Health fair Saturday at EvCC focuses on non-English speaking elders

  • Fri Sep 24th, 2010 1:15am
  • News

By Sharon Salyer Herald Writer

Seniors who have immigrated from another country often have a more difficult time than their children learning a new language and understanding services such as Medicare, the government program that provides health care for older adults.

And lack of language skills may cause these elders to shy away from events where basic health screenings, such as measuring for cholesterol or blood pressure tests are provided.

On Saturday, an event has been scheduled to help seniors with limited English skills get health screenings as well as information on healthy eating and services that are available to them such as refugee groups, Medicare and Social Security and other government programs.

Called the Ethnic Elder Resource Fair, the event will have interpreters in Spanish, Cantonese, Tagalog, Mandarin, Korean, Russian, Bhutanese and Vietnamese.

Many older adults came to this country after their children moved here and established themselves, said LuAnne Kay, spokeswoman for the Community Health Center of Snohomish County, one of the sponsors of the event.

“They may have come over at age 60 or 65. They don’t drive. They’re fairly dependent on their kids and may not know what all is available to them.”

That’s part of the reason why the event, now in its sixth year, was organized.

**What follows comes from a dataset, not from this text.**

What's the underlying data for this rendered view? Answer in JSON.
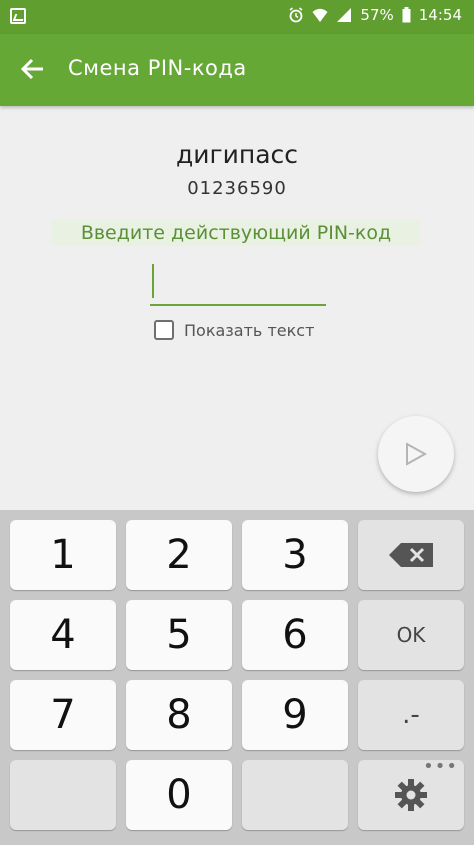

Twelve free health screenings will be offered this year, including tests of lung function, diabetes, anemia, blood pressure, bone density and cholesterol, Kay said.

More health screenings are being offered at this year’s event through a partnership with Everett Community College’s nursing program, she said.

Hearing and vision tests also will be available as well as screenings for depression.

When the health screenings are completed, each person’s scores will be assessed to see if they are risk for a health problem.

Senior Services of Snohomish County will follow up with phone calls to those at risk of a health problem to see if they received follow-up medical care, she said.

And if they don’t have a regular doctor, they will be told where they can go to get ongoing medical care, Kay said.

Sharon Salyer: 425-339-3486 or salyer@heraldnet.com.